The other day I Googled "Joss Whedon" and "lawn mower," just for the hell of it, to see how thorough the search engine really is. Up popped 964,000 results. Turns out he has mentioned yard maintenance quite a bit, especially the pitfalls of trying to film in a residential neighborhood over the din of grass-cutting. Before Google, we would've had no way of finding every single mention of Whedon and lawn mowers on the Internet, if you can imagine such a dystopia. So, thank you, Google, for doing what your patented algorithms do best.
You might be asking yourself: Where is this going? Simply put, wunderkind producer and writer Joss Whedon is like Google: He came out of the gate strong and has been coasting on his good name ever since, despite the fact that his output is becoming suckier and suckier. Google+? Google Wallet? Google Offers? All of these things are examples of Google following and no longer leading after it got power-hungry. Whedon is no different. Buffy The Vampire Slayer was of course amazing. Then came Angel — also awesome. Firefly was next, which has a rabid cult following but really doesn't deserve it. Ditto Serenity. Then came Dollhouse, a show so caught up in its own byzantine high concept that plot, character, and heart were all left on the cutting-room floor. Something was missing.
Both Google and Whedon have jumped the shark and gotten further away from their original strength: Connection. What made Buffy and Angel great, other than monsters, was that they were comprised of "Scooby gangs": ragtag pals who banded together against a common foe. "Don't be evil," Buffy said. We liked the characters so much that plot really was secondary; they were our friends, too, and popping in DVDs of those shows now is like going to your high school reunion.
Whedon's latest show on ABC couldn't be further from that formula. Agents of S.H.I.E.L.D. (full name: Marvel's Agents of S.H.I.E.L.D., Marvel apparently following Tyler Perry's lead), which stands for Strategic Homeland Intervention, Enforcement, and Logistics Division, is a sort of X-Files for covert cases involving superhuman targets. At least I think so. So far the only show to have any sort of superhero mojo was the pilot, which starred Angel actor J. August Richards as a dude who could jump really high.

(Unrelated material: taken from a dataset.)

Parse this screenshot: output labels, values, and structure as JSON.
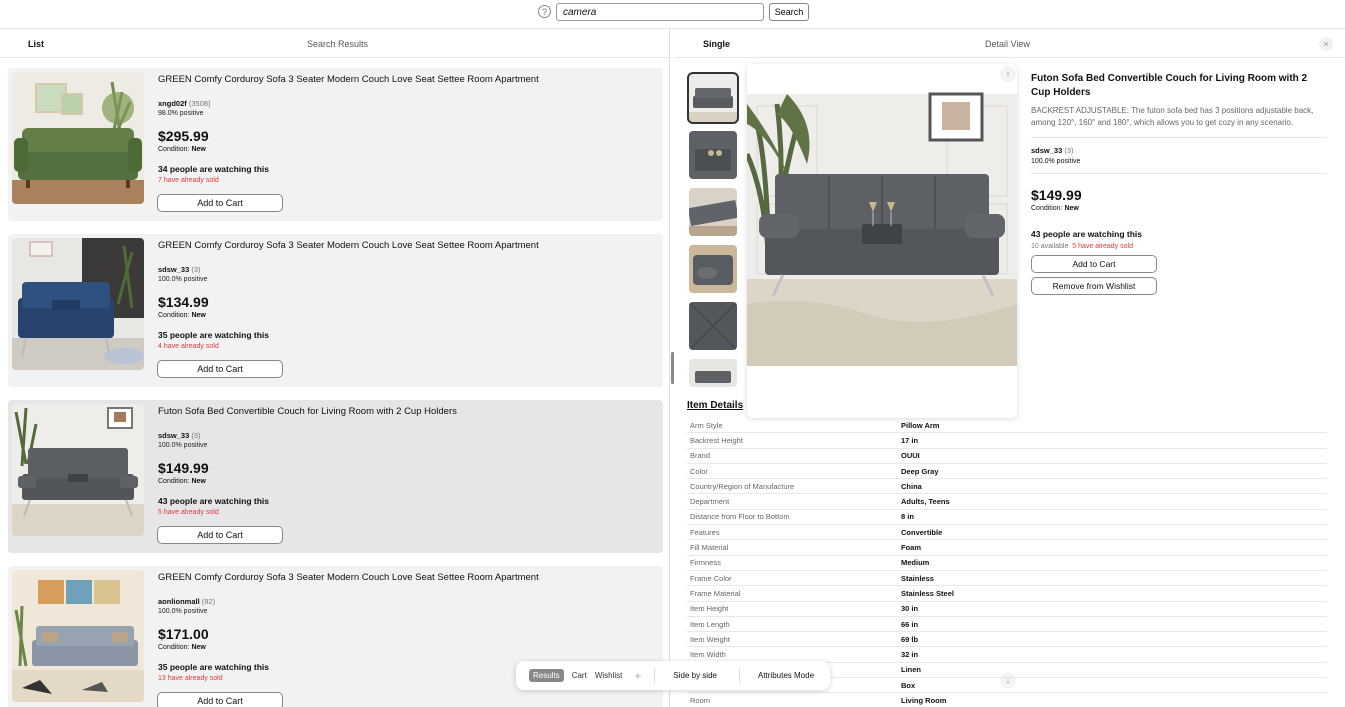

The agent characters are all cookie-cutter Whedon types who have zero chemistry with one another. There's the plucky pair of scientists from Great Britain, the James Bondish leader guy, the boring one, and the hot chick. The actress playing the "hot chick," Chloe Bennet, used to be a cheeseball pop singer in China, back when her name was Chloe Wang and her boobs were decidedly smaller. She's actually the only member of the ensemble who has charisma. Too bad she wasn't paired with The Avengers' answer to Xander and Willow instead.
There're also two major things missing from the show: good villains and the sort of humor that Whedon hangs his ironic baseball hat on.
Whedon's pesky race problem also crops up on S.H.I.E.L.D. In his world, any time a character isn't white, they have to have some sort of chip on their shoulder; Richards' character Gunn on Angel came from the mean streets of gang-ridden L.A. and he was lookin' for the monsters that claimed his sister. On S.H.I.E.L.D. we have the character of Melinda May, played by Ming-Na Wen, who is shell-shocked from combat, xenophobic, and a loner, making her wholly dull and unlikable.
The crew of agents flies across the world in their airplane command center, the interior shots of which make it look the size of Hearst Castle, despite ridiculous exterior shots of the thing landing and appearing to be a little bit bigger than a seaplane. Dude can't get flying machines right. His ship Serenity looked like a dorky metallic potato bug.
Herein lies the main problem with Joss Whedon: He's drunk on technology. The more he veers plotwise into sophisticated memory insertion devices, international computer systems, and nerdy charts that glow like holograms in front of his token brainiacs, the further away he gets from the Scooby formula. He's become the Google Glass of television producers. The weakest plot in Buffy involved "Adam," a part-monster, part-robot created in some nefarious underground government lab. Sadly, that lame storyline turned out to be a portent of things to come.